In the name of privacy, I have changed the names of the men I did not marry. But there is no point in changing the names of my ex-husbands, as my readers probably know their names anyway.
I received my first marriage proposal when I was 16. As a person who was unable to say “no” to anything, I accepted it. Luckily, we were not allowed to get married until I was 18, the legal marriage age in the USSR, and by that time we broke up.
To my next proposal, from Sasha, I still couldn’t say “no”, and ended up marrying him. The fact that I was hoping to divorce him before I got married at 19 shows that I should have devoted more effort in learning to say “no”. I decided to divorce him within the first year.
My next proposal came from Andrey, I said yes, with every intention of living with Andrey forever.
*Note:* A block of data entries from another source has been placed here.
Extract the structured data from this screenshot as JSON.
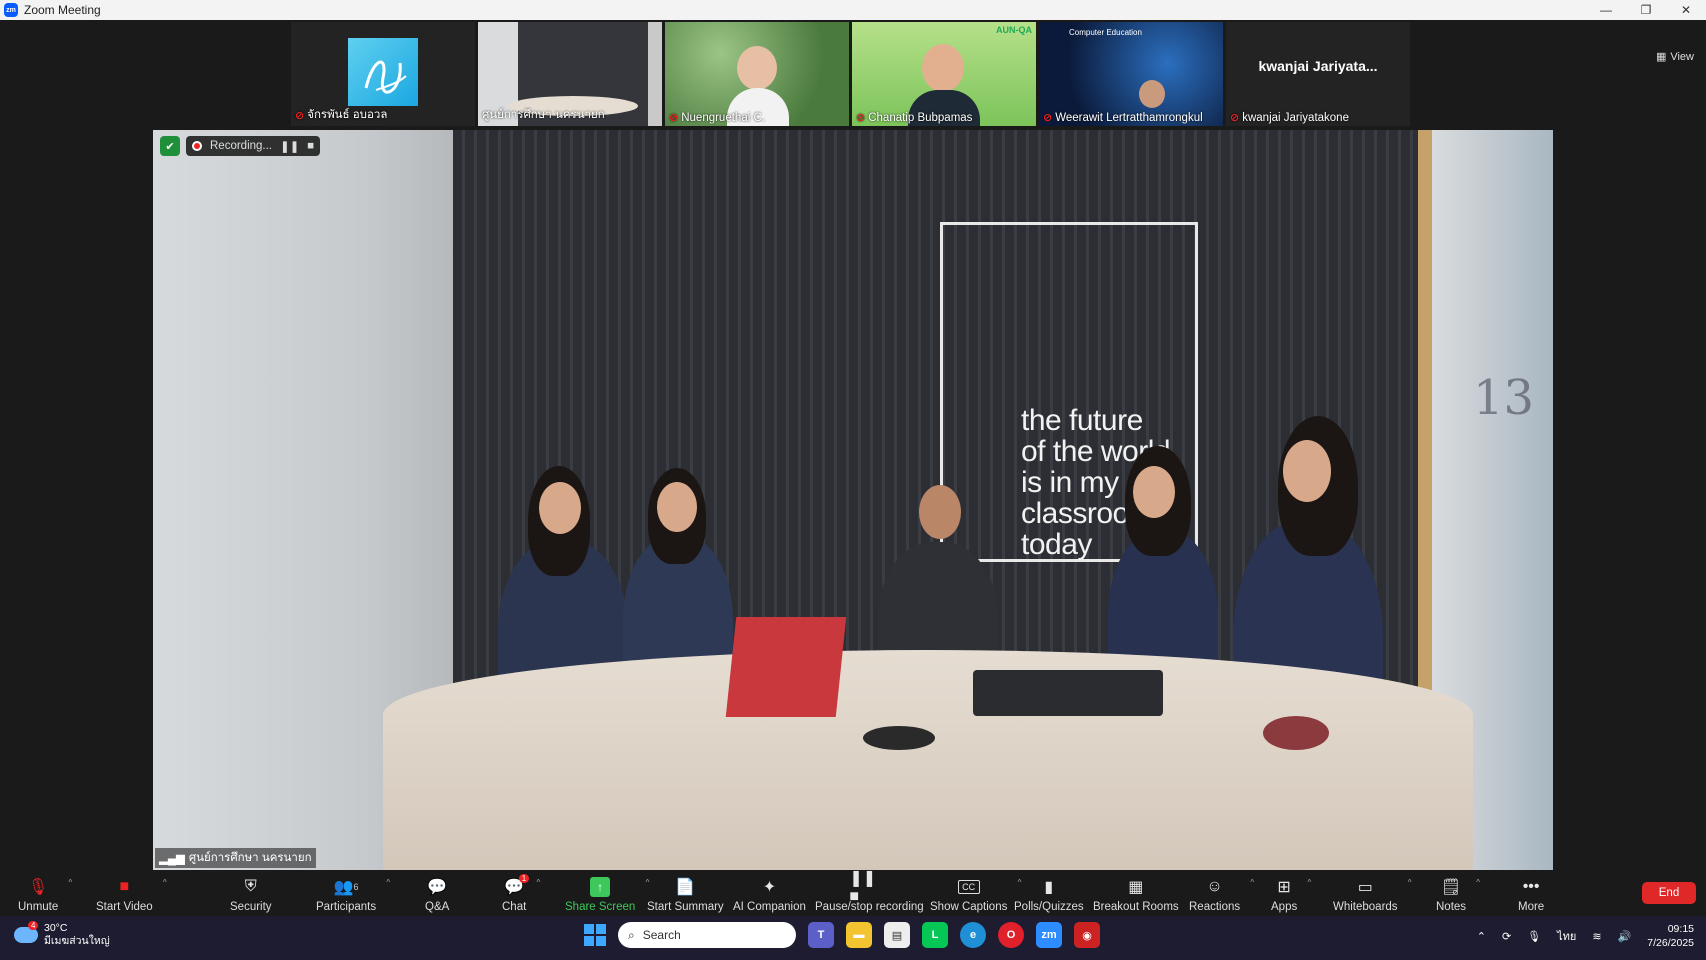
{
  "window": {
    "logo_text": "zm",
    "title": "Zoom Meeting",
    "controls": [
      "—",
      "❐",
      "✕"
    ]
  },
  "gallery": {
    "tiles": [
      {
        "name": "จักรพันธ์ อบอวล"
      },
      {
        "name": "ศูนย์การศึกษา นครนายก"
      },
      {
        "name": "Nuengruethai C."
      },
      {
        "name": "Chanatip Bubpamas",
        "banner": "AUN-QA"
      },
      {
        "name": "Weerawit Lertratthamrongkul",
        "banner": "Computer Education"
      },
      {
        "name": "kwanjai Jariyatakone",
        "display_name": "kwanjai  Jariyata..."
      }
    ],
    "view_label": "View"
  },
  "main": {
    "recording_label": "Recording...",
    "speaker_label": "ศูนย์การศึกษา นครนายก",
    "slogan": [
      "the future",
      "of the world",
      "is in my",
      "classroo",
      "today"
    ],
    "glass_text": "13"
  },
  "toolbar": {
    "items": [
      {
        "label": "Unmute",
        "icon": "mic-off-icon"
      },
      {
        "label": "Start Video",
        "icon": "video-off-icon"
      },
      {
        "label": "Security",
        "icon": "shield-icon"
      },
      {
        "label": "Participants",
        "icon": "participants-icon",
        "count": "6"
      },
      {
        "label": "Q&A",
        "icon": "qa-icon"
      },
      {
        "label": "Chat",
        "icon": "chat-icon",
        "badge": "1"
      },
      {
        "label": "Share Screen",
        "icon": "share-screen-icon"
      },
      {
        "label": "Start Summary",
        "icon": "summary-icon"
      },
      {
        "label": "AI Companion",
        "icon": "ai-companion-icon"
      },
      {
        "label": "Pause/stop recording",
        "icon": "pause-stop-icon"
      },
      {
        "label": "Show Captions",
        "icon": "captions-icon",
        "glyph": "CC"
      },
      {
        "label": "Polls/Quizzes",
        "icon": "polls-icon"
      },
      {
        "label": "Breakout Rooms",
        "icon": "breakout-icon"
      },
      {
        "label": "Reactions",
        "icon": "reactions-icon"
      },
      {
        "label": "Apps",
        "icon": "apps-icon"
      },
      {
        "label": "Whiteboards",
        "icon": "whiteboard-icon"
      },
      {
        "label": "Notes",
        "icon": "notes-icon"
      },
      {
        "label": "More",
        "icon": "more-icon"
      }
    ],
    "end_label": "End"
  },
  "taskbar": {
    "weather": {
      "temp": "30°C",
      "desc": "มีเมฆส่วนใหญ่",
      "badge": "4"
    },
    "search_placeholder": "Search",
    "language": "ไทย",
    "time": "09:15",
    "date": "7/26/2025"
  },
  "colors": {
    "accent_green": "#3ec75a",
    "end_red": "#e02828",
    "zoom_blue": "#0b5cff",
    "muted_red": "#e22222"
  }
}
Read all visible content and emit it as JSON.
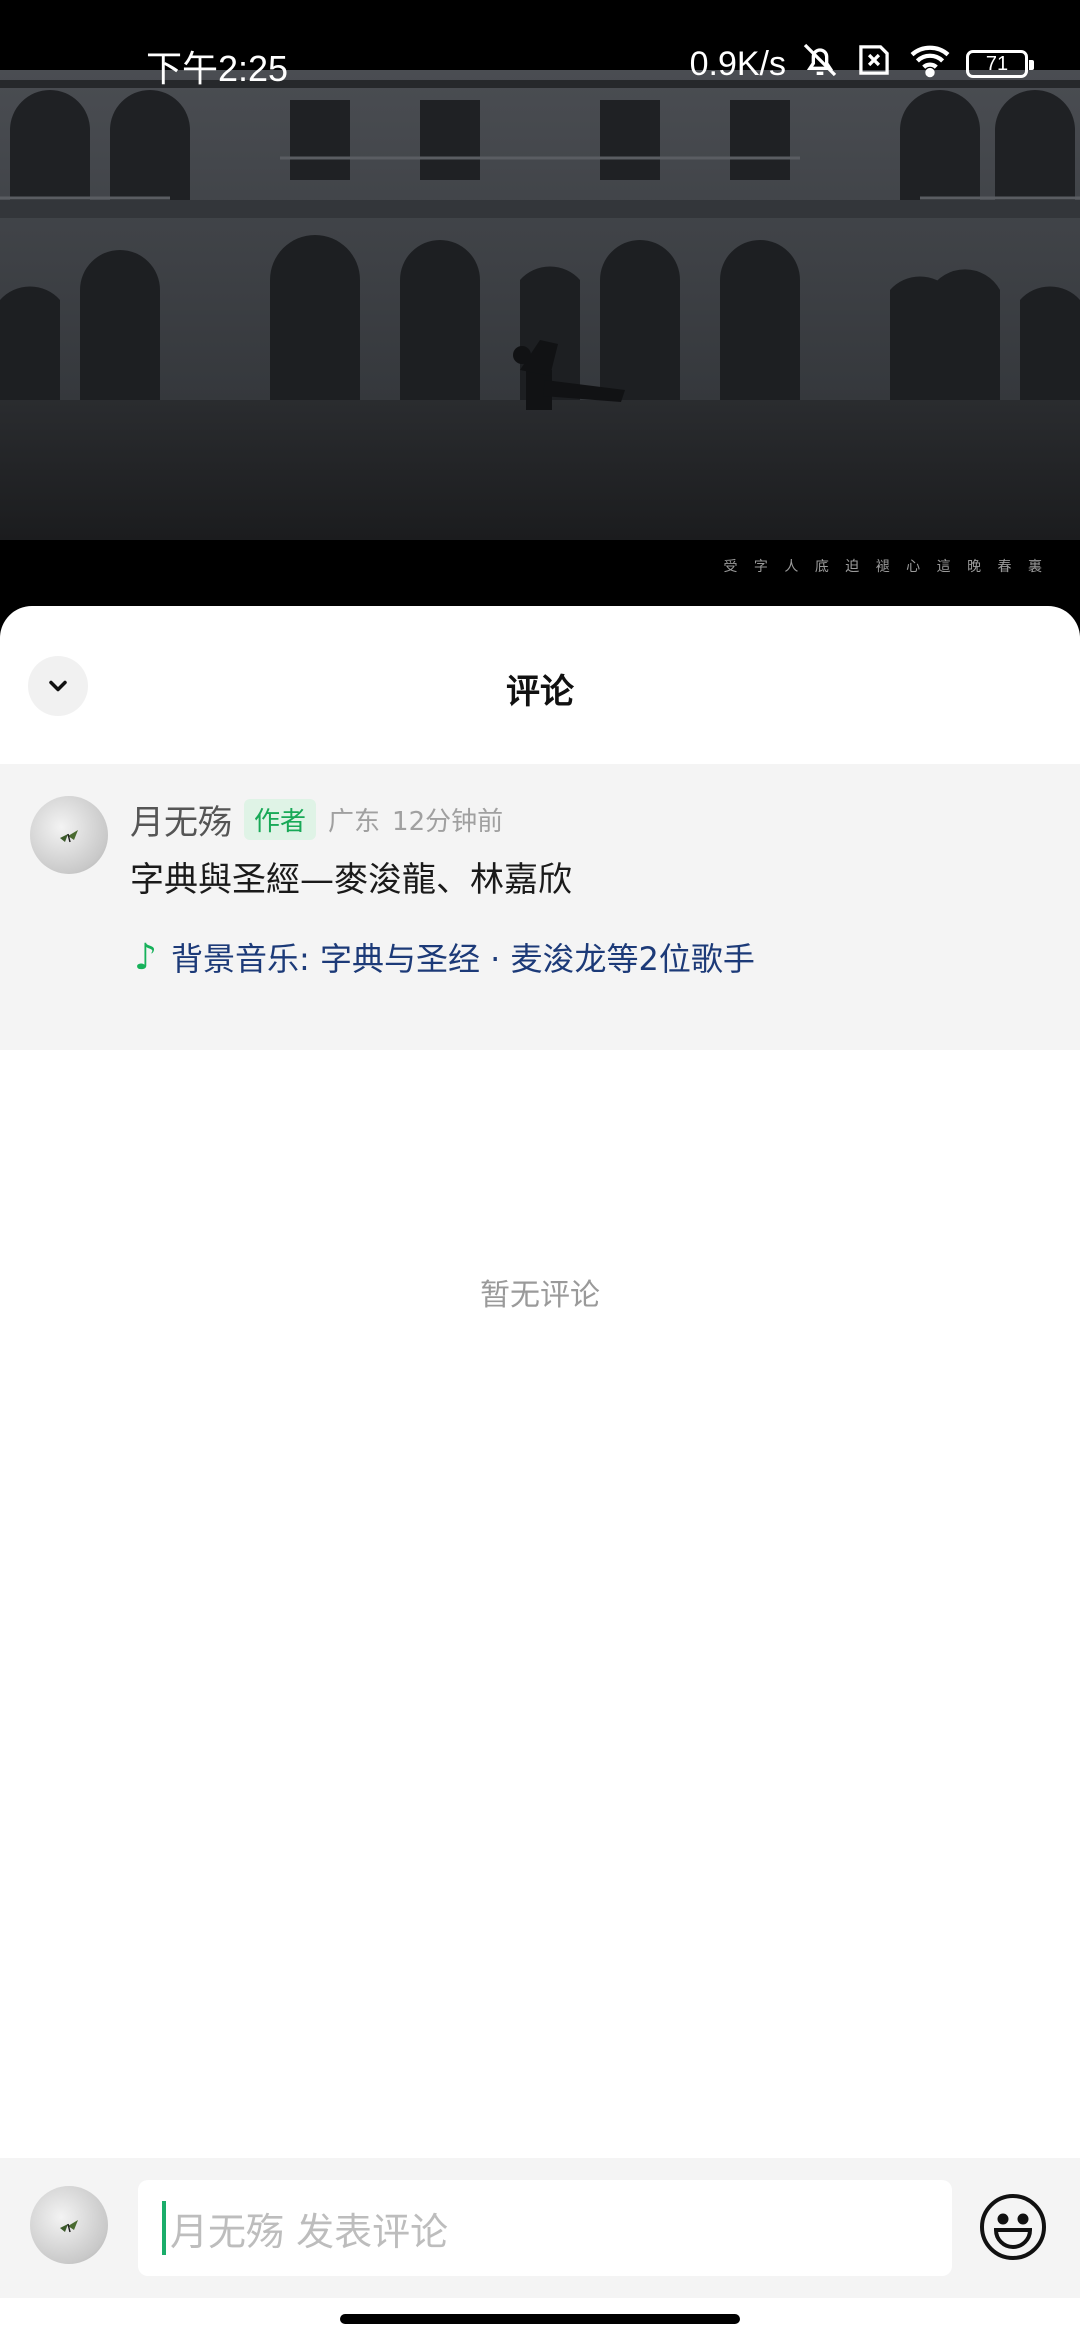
{
  "status_bar": {
    "time": "下午2:25",
    "network_speed": "0.9K/s",
    "battery": "71",
    "icons": [
      "bell-muted-icon",
      "sim-off-icon",
      "wifi-icon",
      "battery-icon"
    ]
  },
  "video": {
    "caption": "受 字 人 底 迫 褪 心    這 晚 春 裏"
  },
  "sheet": {
    "title": "评论",
    "collapse_icon": "chevron-down-icon"
  },
  "author_post": {
    "name": "月无殇",
    "tag": "作者",
    "location": "广东",
    "time_ago": "12分钟前",
    "description": "字典與圣經—麥浚龍、林嘉欣",
    "music_icon": "music-note-icon",
    "music_label": "背景音乐: 字典与圣经 · 麦浚龙等2位歌手"
  },
  "empty_state": "暂无评论",
  "comment_bar": {
    "placeholder": "月无殇 发表评论",
    "emoji_icon": "emoji-icon"
  }
}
We married when I was 22 and he divorced me when I was 29.
After I recovered from my second divorce, I had a fling with an old friend, Sam, who was visiting Moscow on his way to immigrate to Israel.
Sam proposed to me in a letter that was sent from the train he took from the USSR to Israel. At that point I realized I had a problem with saying “no”. The idea of marrying Sam seemed premature and very risky. I didn’t want to say yes. I should have said no, but Sam didn’t have a return address, so I didn’t say anything.
That same year I received a phone call from Joseph. Joseph was an old friend who lived in the US, and I hadn’t seen or heard from him for ten years. He invited me to visit him in the US and then proposed to me the day after my arrival. The idea of marrying Joseph seemed premature and very risky, but in my heart it felt absolutely right. I said yes, and I wanted to say yes.
I was very glad that I hadn’t promised anything to Sam. But I felt uncomfortable. So even before I called my mother to notify her of my marriage plans, I located Sam in Israel and called him to tell him that I had accepted a marriage proposal from Joseph. I needed to consent to marry someone else as a way of saying “no” to Sam.
After I married Joseph, I came back to Russia to do all the paperwork and pick up my son, Alexey for our move to the US. There I met Victor. I wasn’t flirting with Victor and was completely disinterested. So his proposal came as a total surprise. That was the time I realized that I had a monumental problem with saying “no”. I had to say “no” to Victor, but I couldn’t force myself to pronounce the word. Here is our dialogue as I remember it:
- Me: I can’t marry you, I am already married.
- Victor: I am sure it’s a fictitious marriage; you just want to move to the USA.
- Me: That’s not true. It’s a real marriage.
- Victor: If it were a fictitious marriage, you wouldn’t admit it. So, it’s a fictitious marriage. My proposal stands.
My sincere attempt at saying “no” didn’t work. I moved to the US to live with Joseph and I soon got pregnant. Victor was the first person on my list to notify — another rather roundabout way to reject a proposal.
The marriage lasted eight years. Sometime after I divorced Joseph, I met Evan who invited me on a couple of dates. I wasn’t sure I wanted to get involved with him. But he proposed and got my attention. I was single and available, though I had my doubts about him.
Evan mentioned that he had royal blood. So I decided to act like a princess. I gave him a puzzle:
I have two coins that together make 15 cents. One of them is not a nickel. What are my coins?
He didn’t solve it. In and of itself, that wouldn’t be a reason to reject a guy. But Evan didn’t even understand my explanation, despite the fact that he was a systems administrator. A systems administrator who doesn’t get logic is a definite turn-off.
So I said “no”! That was my first “no” and I have mathematics to thank.